With the contentious tolls issue at least temporarily parked, state lawmakers’ attention has now turned to another controversial issue: Legalizing recreational marijuana.
During Monday’s public hearing by the Judicial Committee on SB 16 – which includes allowing adults 21 and older to possess and buy up to 1½ ounces of cannabis from a licensed retailer – several legislators voiced concerns over the lack of a standardized test for those under the influence, as well as a part of the bill that would expunge the criminal records of residents with prior marijuana possession convictions.
Those convicted of family violence, assault or sex offenses would be ineligible for that expungement.
Rep. Rosa Rebimbas, R-Nauguatuck, took issue with that portion of the bill. “I don’t know what kind of false hope we can give individuals by erasing their records,” she said.
As for testing, “There’s no accurate way to judge if they are impaired when they show up to work,” said David Krechevsky of the Waterbury Regional Chamber of Commerce.
Commissioner of the Department of Emergency Services and Public Protection James Rovella and Commissioner of the Department of Motor Vehicles Sibongile Magubane both testified that the state needs to find a way of detecting those impaired by THC, whether recreational marijuana is legalized or not.
“Connecticut already has a drugged driving problem,” remarked Amy Parmenter, government affairs manager for the AAA. “In an analysis of national crash data, Connecticut had a significantly higher percentage of fatally-injured drivers who tested positive for drugs other than alcohol, as compared to the national average — with cannabis being the most prevalent drug.”
State Rep. and Deputy Republican Leader Vincent Candelora of Durham tied the question to vaping. “We’re seeing the impact of vaping. We saw the impact of opioid addiction.
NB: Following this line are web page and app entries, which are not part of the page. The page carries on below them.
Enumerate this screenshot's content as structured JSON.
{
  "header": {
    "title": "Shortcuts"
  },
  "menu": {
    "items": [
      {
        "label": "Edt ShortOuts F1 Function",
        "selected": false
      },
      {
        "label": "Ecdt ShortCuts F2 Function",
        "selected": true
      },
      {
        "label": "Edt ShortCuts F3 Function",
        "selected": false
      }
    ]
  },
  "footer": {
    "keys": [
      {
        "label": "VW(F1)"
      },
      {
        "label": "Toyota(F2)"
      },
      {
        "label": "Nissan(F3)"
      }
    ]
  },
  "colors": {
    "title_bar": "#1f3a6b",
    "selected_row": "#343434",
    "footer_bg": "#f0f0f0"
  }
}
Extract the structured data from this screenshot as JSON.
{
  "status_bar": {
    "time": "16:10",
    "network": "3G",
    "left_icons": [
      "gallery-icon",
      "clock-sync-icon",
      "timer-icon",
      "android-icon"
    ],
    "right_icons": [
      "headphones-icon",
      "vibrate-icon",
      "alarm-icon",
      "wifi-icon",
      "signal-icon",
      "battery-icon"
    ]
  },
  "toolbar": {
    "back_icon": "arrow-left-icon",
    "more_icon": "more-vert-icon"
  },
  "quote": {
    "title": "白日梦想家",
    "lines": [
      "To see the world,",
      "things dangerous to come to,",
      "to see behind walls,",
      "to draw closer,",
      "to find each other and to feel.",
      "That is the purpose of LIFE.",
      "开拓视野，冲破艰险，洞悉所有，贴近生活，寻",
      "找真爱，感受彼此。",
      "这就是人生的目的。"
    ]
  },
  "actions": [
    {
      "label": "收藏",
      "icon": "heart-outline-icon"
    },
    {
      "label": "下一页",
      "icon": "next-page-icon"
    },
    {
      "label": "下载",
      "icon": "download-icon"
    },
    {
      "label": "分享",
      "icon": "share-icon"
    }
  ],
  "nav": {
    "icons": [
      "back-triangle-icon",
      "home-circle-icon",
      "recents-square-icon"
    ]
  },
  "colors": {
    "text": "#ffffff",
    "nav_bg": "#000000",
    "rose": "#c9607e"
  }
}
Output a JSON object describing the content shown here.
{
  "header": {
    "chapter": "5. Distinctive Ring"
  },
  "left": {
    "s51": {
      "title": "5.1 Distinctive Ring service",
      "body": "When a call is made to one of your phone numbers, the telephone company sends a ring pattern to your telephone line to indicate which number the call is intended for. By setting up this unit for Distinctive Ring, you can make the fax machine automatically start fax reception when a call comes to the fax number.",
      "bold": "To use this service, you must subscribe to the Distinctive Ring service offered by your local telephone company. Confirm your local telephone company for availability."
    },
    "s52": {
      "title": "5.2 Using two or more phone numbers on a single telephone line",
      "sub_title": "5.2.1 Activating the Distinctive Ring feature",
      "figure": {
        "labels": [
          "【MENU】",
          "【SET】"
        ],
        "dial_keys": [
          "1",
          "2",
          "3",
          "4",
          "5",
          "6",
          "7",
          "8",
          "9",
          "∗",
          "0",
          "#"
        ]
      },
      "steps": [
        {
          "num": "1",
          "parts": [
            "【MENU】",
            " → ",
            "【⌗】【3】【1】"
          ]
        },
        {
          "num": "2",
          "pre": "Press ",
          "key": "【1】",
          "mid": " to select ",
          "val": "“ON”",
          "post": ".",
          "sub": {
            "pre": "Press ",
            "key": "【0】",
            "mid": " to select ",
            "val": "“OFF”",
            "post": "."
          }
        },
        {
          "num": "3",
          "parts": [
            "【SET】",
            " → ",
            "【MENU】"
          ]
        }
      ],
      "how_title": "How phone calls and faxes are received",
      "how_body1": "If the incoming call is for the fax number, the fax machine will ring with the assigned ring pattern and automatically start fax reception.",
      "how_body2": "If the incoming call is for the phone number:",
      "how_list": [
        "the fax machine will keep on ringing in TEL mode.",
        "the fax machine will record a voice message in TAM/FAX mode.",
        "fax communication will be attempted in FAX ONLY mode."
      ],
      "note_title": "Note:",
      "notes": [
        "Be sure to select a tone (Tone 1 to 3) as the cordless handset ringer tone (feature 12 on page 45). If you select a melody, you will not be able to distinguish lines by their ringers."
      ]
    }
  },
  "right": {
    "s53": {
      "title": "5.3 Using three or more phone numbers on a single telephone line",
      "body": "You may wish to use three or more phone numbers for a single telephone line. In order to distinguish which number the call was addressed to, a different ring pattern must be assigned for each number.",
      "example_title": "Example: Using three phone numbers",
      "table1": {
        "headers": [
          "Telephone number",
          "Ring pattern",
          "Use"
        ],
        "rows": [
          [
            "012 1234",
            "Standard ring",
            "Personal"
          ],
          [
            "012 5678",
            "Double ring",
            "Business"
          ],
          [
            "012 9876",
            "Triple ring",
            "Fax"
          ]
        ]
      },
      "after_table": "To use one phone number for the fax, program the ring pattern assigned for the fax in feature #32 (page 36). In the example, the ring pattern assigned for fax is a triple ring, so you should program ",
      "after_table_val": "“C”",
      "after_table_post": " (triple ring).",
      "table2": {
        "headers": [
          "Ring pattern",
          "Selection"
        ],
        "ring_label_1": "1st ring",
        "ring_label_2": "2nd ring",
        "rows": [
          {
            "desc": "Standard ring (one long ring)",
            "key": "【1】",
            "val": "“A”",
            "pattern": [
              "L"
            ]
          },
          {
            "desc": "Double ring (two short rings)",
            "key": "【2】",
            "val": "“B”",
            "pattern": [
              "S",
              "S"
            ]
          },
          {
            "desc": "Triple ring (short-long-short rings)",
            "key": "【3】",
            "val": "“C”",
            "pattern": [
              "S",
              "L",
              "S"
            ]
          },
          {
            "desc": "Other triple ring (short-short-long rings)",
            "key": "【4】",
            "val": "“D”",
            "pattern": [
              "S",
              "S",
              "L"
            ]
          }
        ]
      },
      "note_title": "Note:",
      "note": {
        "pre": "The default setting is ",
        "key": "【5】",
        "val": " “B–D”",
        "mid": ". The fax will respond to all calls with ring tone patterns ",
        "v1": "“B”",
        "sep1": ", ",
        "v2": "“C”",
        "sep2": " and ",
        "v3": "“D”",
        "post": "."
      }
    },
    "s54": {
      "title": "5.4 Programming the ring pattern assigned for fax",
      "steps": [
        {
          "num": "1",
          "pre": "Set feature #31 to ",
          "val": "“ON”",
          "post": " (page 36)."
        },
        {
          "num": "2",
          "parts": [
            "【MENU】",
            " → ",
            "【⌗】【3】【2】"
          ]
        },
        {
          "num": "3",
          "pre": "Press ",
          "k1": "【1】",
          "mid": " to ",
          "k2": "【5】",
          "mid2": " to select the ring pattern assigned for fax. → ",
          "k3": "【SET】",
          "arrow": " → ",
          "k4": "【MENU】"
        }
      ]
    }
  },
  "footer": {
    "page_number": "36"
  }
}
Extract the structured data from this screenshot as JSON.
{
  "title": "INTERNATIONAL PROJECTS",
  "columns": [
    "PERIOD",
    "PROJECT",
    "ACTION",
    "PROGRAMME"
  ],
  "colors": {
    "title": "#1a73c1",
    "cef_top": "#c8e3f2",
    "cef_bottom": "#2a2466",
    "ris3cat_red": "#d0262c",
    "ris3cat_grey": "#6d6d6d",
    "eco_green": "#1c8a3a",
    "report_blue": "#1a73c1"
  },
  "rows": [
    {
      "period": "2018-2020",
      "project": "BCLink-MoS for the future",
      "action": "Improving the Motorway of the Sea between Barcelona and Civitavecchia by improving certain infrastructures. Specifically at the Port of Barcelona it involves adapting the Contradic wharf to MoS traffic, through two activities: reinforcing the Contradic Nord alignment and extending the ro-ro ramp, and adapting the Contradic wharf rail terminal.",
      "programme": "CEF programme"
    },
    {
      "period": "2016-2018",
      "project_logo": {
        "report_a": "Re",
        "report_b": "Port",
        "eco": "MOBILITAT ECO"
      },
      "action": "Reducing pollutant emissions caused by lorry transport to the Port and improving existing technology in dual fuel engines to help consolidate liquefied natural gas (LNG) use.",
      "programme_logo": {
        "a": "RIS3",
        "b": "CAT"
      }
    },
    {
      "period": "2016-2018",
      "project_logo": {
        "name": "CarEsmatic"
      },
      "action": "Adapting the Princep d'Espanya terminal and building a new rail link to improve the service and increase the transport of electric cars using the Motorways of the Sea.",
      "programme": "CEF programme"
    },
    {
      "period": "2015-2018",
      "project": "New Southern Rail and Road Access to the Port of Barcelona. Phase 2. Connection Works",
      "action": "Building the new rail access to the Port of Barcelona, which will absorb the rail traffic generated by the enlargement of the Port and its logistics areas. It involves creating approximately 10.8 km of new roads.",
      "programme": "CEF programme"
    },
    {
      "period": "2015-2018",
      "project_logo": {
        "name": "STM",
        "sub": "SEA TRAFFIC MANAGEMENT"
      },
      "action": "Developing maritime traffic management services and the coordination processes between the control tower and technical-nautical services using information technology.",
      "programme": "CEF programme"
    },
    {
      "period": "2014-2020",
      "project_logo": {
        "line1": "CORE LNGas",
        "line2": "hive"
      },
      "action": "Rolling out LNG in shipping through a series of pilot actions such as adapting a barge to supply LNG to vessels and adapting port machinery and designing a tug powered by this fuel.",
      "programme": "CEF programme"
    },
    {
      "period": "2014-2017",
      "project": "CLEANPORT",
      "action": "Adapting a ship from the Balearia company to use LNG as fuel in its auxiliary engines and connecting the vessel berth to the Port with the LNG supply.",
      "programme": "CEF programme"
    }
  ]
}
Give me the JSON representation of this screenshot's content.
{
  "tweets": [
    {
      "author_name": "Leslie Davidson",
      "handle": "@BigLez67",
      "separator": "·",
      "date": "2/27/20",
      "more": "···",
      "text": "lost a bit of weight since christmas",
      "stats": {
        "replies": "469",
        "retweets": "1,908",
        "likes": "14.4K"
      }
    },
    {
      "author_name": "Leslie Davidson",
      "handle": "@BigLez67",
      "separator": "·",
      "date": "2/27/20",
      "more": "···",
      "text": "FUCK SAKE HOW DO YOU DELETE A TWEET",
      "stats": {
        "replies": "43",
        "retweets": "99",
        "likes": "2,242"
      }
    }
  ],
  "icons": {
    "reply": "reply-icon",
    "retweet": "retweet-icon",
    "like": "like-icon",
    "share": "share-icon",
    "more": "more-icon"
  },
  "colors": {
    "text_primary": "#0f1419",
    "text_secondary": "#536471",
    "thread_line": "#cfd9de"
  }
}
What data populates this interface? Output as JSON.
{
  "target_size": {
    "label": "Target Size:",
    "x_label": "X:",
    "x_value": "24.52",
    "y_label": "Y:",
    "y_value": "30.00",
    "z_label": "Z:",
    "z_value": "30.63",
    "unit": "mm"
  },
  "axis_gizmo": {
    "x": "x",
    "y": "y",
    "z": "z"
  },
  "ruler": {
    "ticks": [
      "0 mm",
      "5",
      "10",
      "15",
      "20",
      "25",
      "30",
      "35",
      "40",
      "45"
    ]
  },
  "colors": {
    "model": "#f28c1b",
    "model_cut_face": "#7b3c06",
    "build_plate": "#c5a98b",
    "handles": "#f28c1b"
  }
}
Why on God’s Earth would we be introducing marijuana now to that commercial market?” he said.
Proponents of the bill include Gov. Ned Lamont, Senate President Pro Tem Martin Looney, House Speaker Joe Aresimowicz, state Rep. Matt Ritter and state Sen. Bob Duff, all Democrats; Duff represents Norwalk and parts of Darien.
The 108-page bill seeks the establishment of a regulated market for recreational marijuana by July 1, 2022.
In written testimony, Lamont maintained that “Prohibiting the possession and sale of cannabis has produced a significant illicit market and staggering racial disparities in the dispensation of justice within our state.”
He also noted that Massachusetts, Maine, and Vermont have already legalized recreational marijuana, and that New York, Rhode Island, and New Jersey are also expected to legalize it.
“We can no longer stick our heads in the sand,” the governor said. “Cannabis currently, and will be increasingly, available to residents of Connecticut. While I do not believe that cannabis is a riskless drug, I do believe our state is better off developing a well-regulated market for cannabis.”
Lamont further said his administration does not view legalization as primarily a source of revenue, but as a means of positioning Connecticut in a competitive position with its neighboring states. Nevertheless, he added, the bill “sets up a fair tax structure that will provide meaningful new state and municipal revenues.”
The Department of Revenue Services estimates the state will collect $15.7 million after the bill takes effect, potentially growing to $59.9 million in the second year.
Connecticut legalized the sale of medical marijuana in 2012 and has decriminalized the possession of small amounts of the substance, but no legalization bill has come to a floor vote in either chamber of the General Assembly.
Whether a vote will take place before the short legislative session concludes on May 6 remains uncertain.